Exclusive | Ex-Tomorrow Group aide released as China speeds up downsizing of Xiao Jianhua’s empire, sources say
- Wen Yingjie, a top aide to the Chinese tycoon, was set free without trial in June after three years under investigation, three independent sources said
- China’s banking regulator said risks had been brought under control after it sold stakes in more than 10 institutions and took control of Baoshang Bank
China’s plan to split up the business empire controlled by billionaire Xiao Jianhua appears to have gathered pace, with a former Tomorrow Group board secretary set free in June without trial after being under investigation for the last three years, three separate sources told the South China Morning Post.
Wen Yingjie, a top aide to Chinese tycoon Xiao, was released after charges of embezzlement were dropped, according to the three sources, who all spoke on condition of anonymity because of the sensitivity of the case. The Post was unable to reach Wen for comment.
One source, who was briefed on the development, said the release of Wen, who was placed under investigation several months before the Tomorrow Group founder, could open a new option for Xiao, although he could still be prosecuted.
In the best-case scenario, “Xiao could be treated in similar way to Wen after the required assets disposal at Tomorrow Group is done,” the source said.
“Given the efforts by all parties, the overall risks of Tomorrow Group … have been gradually brought under control,” the regulator said in a brief statement on June 9.
It was the first time the regulator had disclosed information about the disposal of asset at the conglomerate since Xiao returned to mainland China in early 2017.
By using proxies, as in the case of Baoshang Bank, Tomorrow Group had grown into a vast conglomerate with direct or indirect control of dozens of Chinese financial institutions and listed companies. This posed a threat to China’s financial stability in the eyes of Beijing.
China’s stock market rout in 2015 and capital flight in 2016 further convinced Beijing that it had to limit the country’s private tycoons and cut leverage in their heavily indebted empires, including Anbang Insurance Group under control of Wu Xiaohui, the Dalian Wanda Group controlled by Wang Jianlin and the HNA Group under control of Chen Feng and Wang Jian.

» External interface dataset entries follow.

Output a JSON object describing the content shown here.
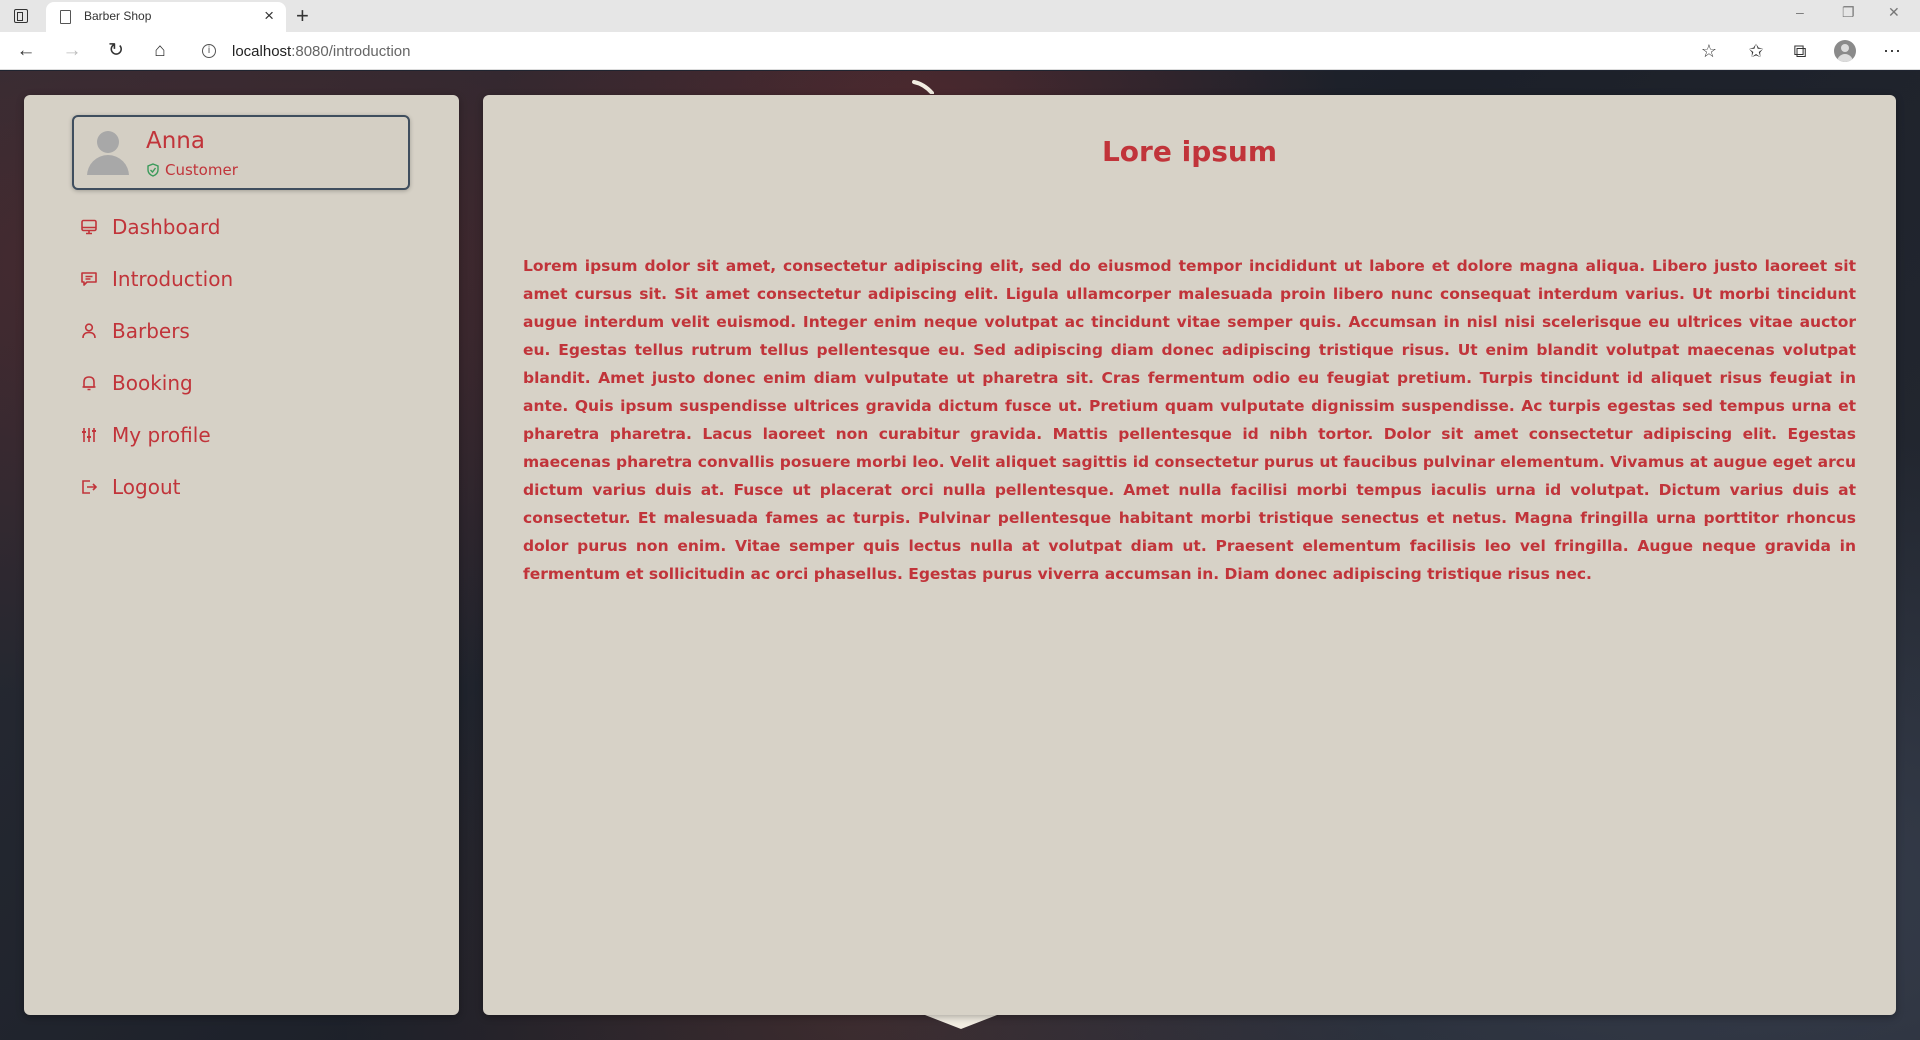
{
  "browser": {
    "tab_title": "Barber Shop",
    "tab_close": "×",
    "new_tab": "+",
    "url_host": "localhost",
    "url_rest": ":8080/introduction",
    "window_controls": [
      "–",
      "❐",
      "✕"
    ],
    "nav_icons": {
      "back": "←",
      "forward": "→",
      "refresh": "↻",
      "home": "⌂"
    },
    "toolbar_icons": {
      "favorite_add": "☆",
      "favorites": "✩",
      "collections": "⧉",
      "more": "⋯"
    },
    "info_glyph": "i"
  },
  "sidebar": {
    "user": {
      "name": "Anna",
      "role": "Customer"
    },
    "items": [
      {
        "label": "Dashboard",
        "icon": "monitor-icon"
      },
      {
        "label": "Introduction",
        "icon": "message-icon"
      },
      {
        "label": "Barbers",
        "icon": "person-icon"
      },
      {
        "label": "Booking",
        "icon": "bell-icon"
      },
      {
        "label": "My profile",
        "icon": "sliders-icon"
      },
      {
        "label": "Logout",
        "icon": "logout-icon"
      }
    ]
  },
  "main": {
    "title": "Lore ipsum",
    "body": "Lorem ipsum dolor sit amet, consectetur adipiscing elit, sed do eiusmod tempor incididunt ut labore et dolore magna aliqua. Libero justo laoreet sit amet cursus sit. Sit amet consectetur adipiscing elit. Ligula ullamcorper malesuada proin libero nunc consequat interdum varius. Ut morbi tincidunt augue interdum velit euismod. Integer enim neque volutpat ac tincidunt vitae semper quis. Accumsan in nisl nisi scelerisque eu ultrices vitae auctor eu. Egestas tellus rutrum tellus pellentesque eu. Sed adipiscing diam donec adipiscing tristique risus. Ut enim blandit volutpat maecenas volutpat blandit. Amet justo donec enim diam vulputate ut pharetra sit. Cras fermentum odio eu feugiat pretium. Turpis tincidunt id aliquet risus feugiat in ante. Quis ipsum suspendisse ultrices gravida dictum fusce ut. Pretium quam vulputate dignissim suspendisse. Ac turpis egestas sed tempus urna et pharetra pharetra. Lacus laoreet non curabitur gravida. Mattis pellentesque id nibh tortor. Dolor sit amet consectetur adipiscing elit. Egestas maecenas pharetra convallis posuere morbi leo. Velit aliquet sagittis id consectetur purus ut faucibus pulvinar elementum. Vivamus at augue eget arcu dictum varius duis at. Fusce ut placerat orci nulla pellentesque. Amet nulla facilisi morbi tempus iaculis urna id volutpat. Dictum varius duis at consectetur. Et malesuada fames ac turpis. Pulvinar pellentesque habitant morbi tristique senectus et netus. Magna fringilla urna porttitor rhoncus dolor purus non enim. Vitae semper quis lectus nulla at volutpat diam ut. Praesent elementum facilisis leo vel fringilla. Augue neque gravida in fermentum et sollicitudin ac orci phasellus. Egestas purus viverra accumsan in. Diam donec adipiscing tristique risus nec."
  },
  "colors": {
    "accent": "#c1343a",
    "panel": "#d7d2c7",
    "user_card_border": "#3f4e5e",
    "role_shield": "#3a9a5a"
  }
}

According to a letter written by Xiao and dated February 2019 that was seen by the Post, Xiao said he was happy to see that the asset disposal had caused “no bankruptcies, no massive lay-offs, and no public incidents”.
In the letter addressed to Chinese investigators, regulators and his former aides, Xiao harshly criticised those who tried to profit from the asset disposal process and accused the unnamed parties of being opposed to “professional ethics”.
Former Anbang chairman Wu was sentenced to 18 years in prison in May 2018, while the court also decided to confiscate 10.5 billion yuan (US$1.5 billion) of his personal assets, after he was convicted on fraud and embezzlement charges.